According to a Discord spokesperson, the answer is no.
Before users began complaining, the policy was going to be updated to say that Discord would be collecting information on “any content that you upload to the service. For example, you may write messages or posts (including drafts), send voice messages, create custom emojis, create short recordings of GoLive activity, or upload and share files through the services. This also includes your profile information and the information you provide when you create servers.”
Since then, Discord added back in the missing language, word for word: “We generally do not store the contents of video or voice calls or channels. If we were to change that in the future (for example, to facilitate content moderation), we would disclose that to you in advance.” A Reddit user identifying as a Discord staffer told Redditors that Discord won’t “regularly” collect this type of content.
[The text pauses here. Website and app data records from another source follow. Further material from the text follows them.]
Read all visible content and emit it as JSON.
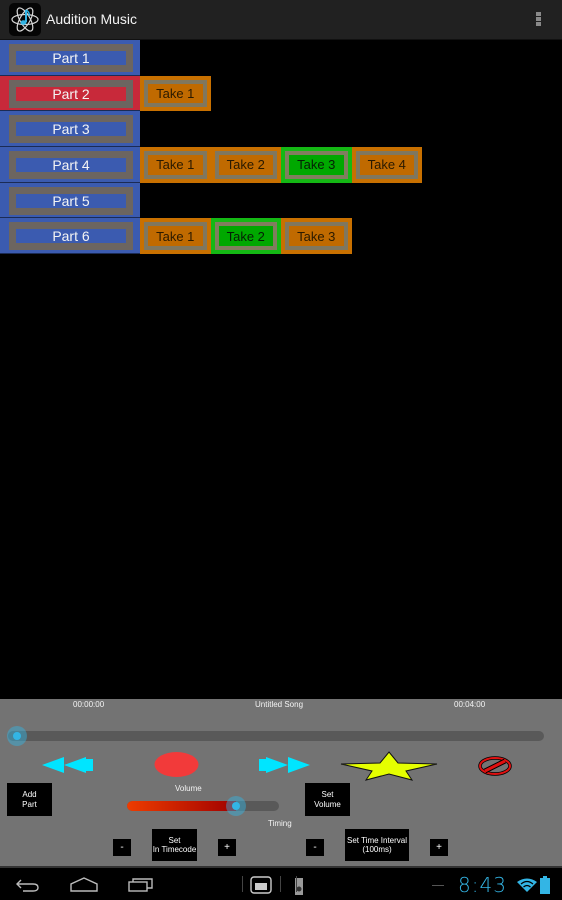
{
  "app": {
    "title": "Audition Music",
    "icon": "atom-music-note-icon"
  },
  "actionbar": {
    "overflow_icon": "overflow-menu-icon"
  },
  "parts": [
    {
      "label": "Part 1",
      "selected": false,
      "takes": []
    },
    {
      "label": "Part 2",
      "selected": true,
      "takes": [
        {
          "label": "Take 1",
          "active": false
        }
      ]
    },
    {
      "label": "Part 3",
      "selected": false,
      "takes": []
    },
    {
      "label": "Part 4",
      "selected": false,
      "takes": [
        {
          "label": "Take 1",
          "active": false
        },
        {
          "label": "Take 2",
          "active": false
        },
        {
          "label": "Take 3",
          "active": true
        },
        {
          "label": "Take 4",
          "active": false
        }
      ]
    },
    {
      "label": "Part 5",
      "selected": false,
      "takes": []
    },
    {
      "label": "Part 6",
      "selected": false,
      "takes": [
        {
          "label": "Take 1",
          "active": false
        },
        {
          "label": "Take 2",
          "active": true
        },
        {
          "label": "Take 3",
          "active": false
        }
      ]
    }
  ],
  "colors": {
    "part": "#3b5bb0",
    "part_selected": "#c8293a",
    "take": "#c06a00",
    "take_active": "#00a800",
    "accent": "#33b5e5",
    "record": "#f23a3a",
    "transport": "#00e5ff",
    "star": "#e5ff00"
  },
  "player": {
    "start_time": "00:00:00",
    "song_title": "Untitled Song",
    "end_time": "00:04:00",
    "position_fraction": 0.0
  },
  "transport": {
    "rewind_icon": "rewind-icon",
    "record_icon": "record-icon",
    "fast_forward_icon": "fast-forward-icon",
    "star_icon": "star-icon",
    "cancel_icon": "no-entry-icon"
  },
  "controls": {
    "add_part": "Add\nPart",
    "volume_label": "Volume",
    "volume_fraction": 0.72,
    "set_volume": "Set\nVolume",
    "timing_label": "Timing",
    "minus": "-",
    "plus": "+",
    "set_in_timecode": "Set\nIn Timecode",
    "set_time_interval": "Set Time Interval\n(100ms)"
  },
  "navbar": {
    "back_icon": "back-icon",
    "home_icon": "home-icon",
    "recents_icon": "recent-apps-icon",
    "screenshot_icon": "screenshot-icon",
    "usb_icon": "usb-debug-icon",
    "clock": "8:43",
    "wifi_icon": "wifi-icon",
    "battery_icon": "battery-icon"
  }
}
“We may build features that help users engage with voice and video content, like create or send short recordings,” Discord’s new policy states.
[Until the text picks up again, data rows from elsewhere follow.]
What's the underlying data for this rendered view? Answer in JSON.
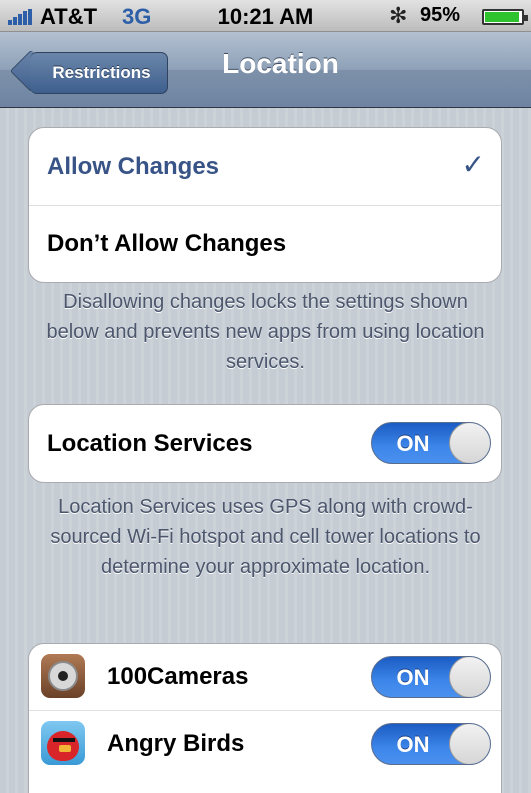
{
  "status_bar": {
    "carrier": "AT&T",
    "network": "3G",
    "time": "10:21 AM",
    "bluetooth_icon": "✻",
    "battery_percent": "95%",
    "battery_level": 0.95
  },
  "nav": {
    "back_label": "Restrictions",
    "title": "Location"
  },
  "changes_group": {
    "options": [
      {
        "label": "Allow Changes",
        "selected": true
      },
      {
        "label": "Don’t Allow Changes",
        "selected": false
      }
    ],
    "checkmark": "✓",
    "footer": "Disallowing changes locks the settings shown below and prevents new apps from using location services."
  },
  "location_services": {
    "label": "Location Services",
    "switch_label": "ON",
    "footer": "Location Services uses GPS along with crowd-sourced Wi-Fi hotspot and cell tower locations to determine your approximate location."
  },
  "apps": [
    {
      "name": "100Cameras",
      "switch_label": "ON",
      "icon": "camera-icon"
    },
    {
      "name": "Angry Birds",
      "switch_label": "ON",
      "icon": "angry-birds-icon"
    }
  ],
  "colors": {
    "accent": "#385487",
    "switch_on": "#3d86ea",
    "background": "#c5ccd4"
  }
}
Discord doesn’t have a perfect record when it comes to user privacy. Last year, Discord was fined 800,000 euro for privacy violations in the EU, including failing to close out voice rooms when Windows users clicked the “X” icon. Instead of exiting those users, the EU found that users unwittingly stayed logged in to voice rooms, which continued running in the background and could be transmitting private conversations that users did not know could be overheard.